=== Begin Enclosure ===

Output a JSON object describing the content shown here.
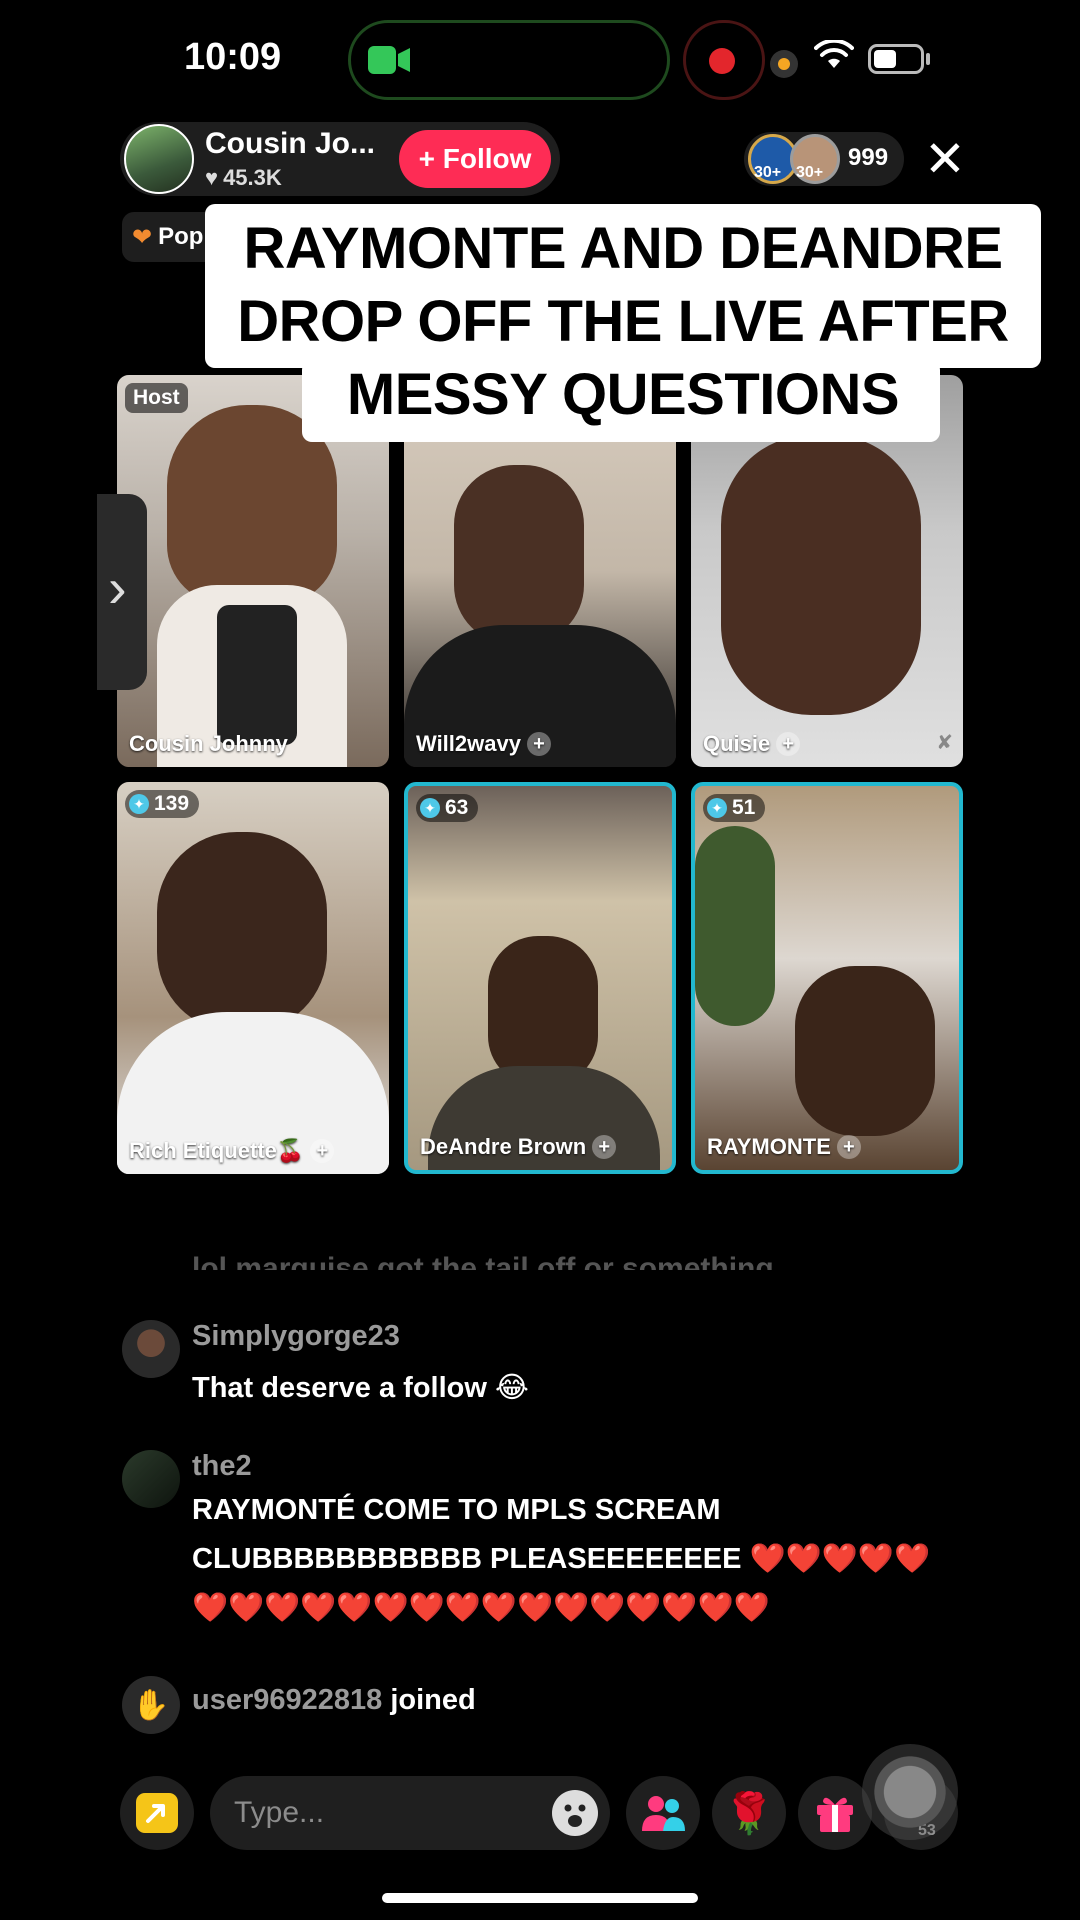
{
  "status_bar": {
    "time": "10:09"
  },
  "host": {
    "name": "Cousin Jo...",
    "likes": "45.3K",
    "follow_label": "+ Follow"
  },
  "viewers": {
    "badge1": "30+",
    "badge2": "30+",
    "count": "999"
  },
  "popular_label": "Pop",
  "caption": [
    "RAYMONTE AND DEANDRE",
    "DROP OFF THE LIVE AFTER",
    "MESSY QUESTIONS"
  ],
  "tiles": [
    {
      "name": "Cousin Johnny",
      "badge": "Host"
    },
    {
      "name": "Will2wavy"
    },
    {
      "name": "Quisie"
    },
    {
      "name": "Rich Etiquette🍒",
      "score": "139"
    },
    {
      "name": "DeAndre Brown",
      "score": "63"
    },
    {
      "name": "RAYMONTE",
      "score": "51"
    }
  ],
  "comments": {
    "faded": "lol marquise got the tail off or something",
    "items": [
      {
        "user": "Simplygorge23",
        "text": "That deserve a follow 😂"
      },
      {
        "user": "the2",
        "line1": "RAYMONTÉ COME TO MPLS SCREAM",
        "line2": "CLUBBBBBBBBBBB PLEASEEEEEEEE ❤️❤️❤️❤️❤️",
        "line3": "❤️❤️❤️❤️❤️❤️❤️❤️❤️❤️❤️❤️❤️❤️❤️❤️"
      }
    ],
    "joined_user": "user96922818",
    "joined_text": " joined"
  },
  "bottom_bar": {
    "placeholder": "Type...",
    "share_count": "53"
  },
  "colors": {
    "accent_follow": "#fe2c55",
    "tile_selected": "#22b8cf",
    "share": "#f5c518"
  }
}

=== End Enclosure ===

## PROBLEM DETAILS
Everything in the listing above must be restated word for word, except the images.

## ANSWER TO THE PROBLEM
Output a JSON object describing the content shown here.
{
  "status_bar": {
    "time": "10:09"
  },
  "host": {
    "name": "Cousin Jo...",
    "likes": "45.3K",
    "follow_label": "+ Follow"
  },
  "viewers": {
    "badge1": "30+",
    "badge2": "30+",
    "count": "999"
  },
  "popular_label": "Pop",
  "caption": [
    "RAYMONTE AND DEANDRE",
    "DROP OFF THE LIVE AFTER",
    "MESSY QUESTIONS"
  ],
  "tiles": [
    {
      "name": "Cousin Johnny",
      "badge": "Host"
    },
    {
      "name": "Will2wavy"
    },
    {
      "name": "Quisie"
    },
    {
      "name": "Rich Etiquette🍒",
      "score": "139"
    },
    {
      "name": "DeAndre Brown",
      "score": "63"
    },
    {
      "name": "RAYMONTE",
      "score": "51"
    }
  ],
  "comments": {
    "faded": "lol marquise got the tail off or something",
    "items": [
      {
        "user": "Simplygorge23",
        "text": "That deserve a follow 😂"
      },
      {
        "user": "the2",
        "line1": "RAYMONTÉ COME TO MPLS SCREAM",
        "line2": "CLUBBBBBBBBBBB PLEASEEEEEEEE ❤️❤️❤️❤️❤️",
        "line3": "❤️❤️❤️❤️❤️❤️❤️❤️❤️❤️❤️❤️❤️❤️❤️❤️"
      }
    ],
    "joined_user": "user96922818",
    "joined_text": " joined"
  },
  "bottom_bar": {
    "placeholder": "Type...",
    "share_count": "53"
  },
  "colors": {
    "accent_follow": "#fe2c55",
    "tile_selected": "#22b8cf",
    "share": "#f5c518"
  }
}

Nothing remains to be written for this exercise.